How to Stop the Growth of the Casino Industry

Many Americans have some experience in gambling. In 2008, 24% of Americans had visited a casino. Another 28% had college credits or an associate’s degree. Whether you’re old enough to gamble or not is up to you, but chances are, you’ll have a great time! The internet is an excellent way to start a business and make money from your online gambling website. So, get started today! Here are some tips for setting up a successful online gambling website.

In 2008, 24% of Americans had visited a casino

The percentage of people who had visited a casino in the past year increased from 16% in 1989 to 24% in 2008. In both years, the percentage of people with graduate degrees was higher than that of those without a college degree. In fact, nearly half of all people had no college degree or no college credits. Perhaps the high percentage of college graduates means that the population is becoming more adventurous. The question then becomes: how can you stop the growth of this industry?

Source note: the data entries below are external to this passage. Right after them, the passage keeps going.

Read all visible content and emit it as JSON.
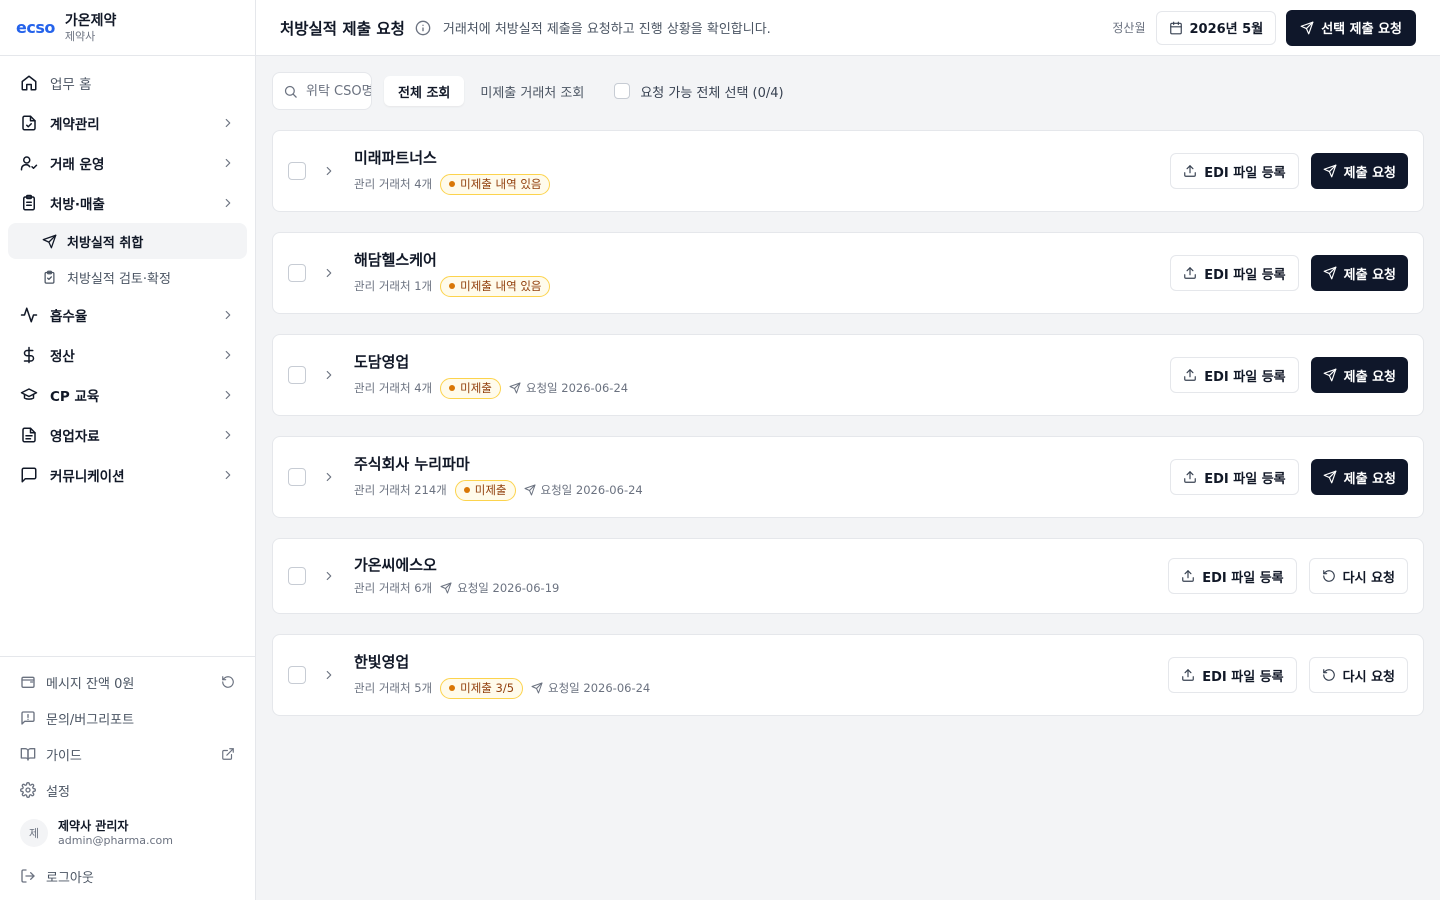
{
  "brand": {
    "logo": "ecso",
    "name": "가온제약",
    "sub": "제약사"
  },
  "nav": {
    "home": "업무 홈",
    "contract": "계약관리",
    "trade": "거래 운영",
    "rx": "처방·매출",
    "rx_collect": "처방실적 취합",
    "rx_review": "처방실적 검토·확정",
    "absorb": "흡수율",
    "settle": "정산",
    "cp": "CP 교육",
    "sales": "영업자료",
    "comm": "커뮤니케이션"
  },
  "bottom": {
    "balance": "메시지 잔액 0원",
    "inquiry": "문의/버그리포트",
    "guide": "가이드",
    "settings": "설정",
    "logout": "로그아웃"
  },
  "user": {
    "avatar": "제",
    "name": "제약사 관리자",
    "email": "admin@pharma.com"
  },
  "header": {
    "title": "처방실적 제출 요청",
    "desc": "거래처에 처방실적 제출을 요청하고 진행 상황을 확인합니다.",
    "period_label": "정산월",
    "period": "2026년 5월",
    "bulk_request": "선택 제출 요청"
  },
  "toolbar": {
    "search_placeholder": "위탁 CSO명",
    "tab_all": "전체 조회",
    "tab_unsubmitted": "미제출 거래처 조회",
    "select_all": "요청 가능 전체 선택 (0/4)"
  },
  "labels": {
    "edi_upload": "EDI 파일 등록",
    "submit_request": "제출 요청",
    "re_request": "다시 요청"
  },
  "cards": [
    {
      "name": "미래파트너스",
      "managed": "관리 거래처 4개",
      "badge": "미제출 내역 있음",
      "date": ""
    },
    {
      "name": "해담헬스케어",
      "managed": "관리 거래처 1개",
      "badge": "미제출 내역 있음",
      "date": ""
    },
    {
      "name": "도담영업",
      "managed": "관리 거래처 4개",
      "badge": "미제출",
      "date": "요청일 2026-06-24"
    },
    {
      "name": "주식회사 누리파마",
      "managed": "관리 거래처 214개",
      "badge": "미제출",
      "date": "요청일 2026-06-24"
    },
    {
      "name": "가온씨에스오",
      "managed": "관리 거래처 6개",
      "badge": "",
      "date": "요청일 2026-06-19"
    },
    {
      "name": "한빛영업",
      "managed": "관리 거래처 5개",
      "badge": "미제출 3/5",
      "date": "요청일 2026-06-24"
    }
  ]
}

In 2008, slot machines and electronic gaming devices were the most popular casino games. Of those who had visited a casino, nearly half of gamblers preferred these electronic devices over table games, such as blackjack. Poker, craps, and roulette were also popular, but only 8% of survey respondents said they were their preferred game. Moreover, gambling is a common pastime in many families. But not all Americans are happy to visit casinos.

In 2008, 28% of Americans had some college credits or an associate’s degree

In New York City, the concentration of college-educated residents is unprecedented. But there are persistent gaps between racial and ethnic groups. In 2008, only 28% of black and Hispanic New Yorkers had at least an associate’s degree. And in 38 of the city’s 55 Census-defined neighborhoods, the rate of black college attainment was below twenty percent.

In 2009, more than half of all employed college graduates were working adults with a postsecondary degree. While the percentage of Americans without postsecondary credentials had been flat since 1990, the percentage of 25-to-34-year-olds with some college credits or an associate’s degree was up. Similarly, the percentage of employed veterans held an associate’s degree or had completed some college credits.

In 2008, 28% of Americans had some experience with gambling

The attitudes of Americans about gambling varied across the country, but they were generally in favor of the practice. Among Americans who were asked about their gambling habits, two-thirds found gambling acceptable, compared to five-fourths of Republicans. But the attitudes of Americans about gambling varied by income, education level, and church affiliation. The research showed that those with low education levels and people from a white evangelical Protestant background were less likely to find gambling to be morally wrong.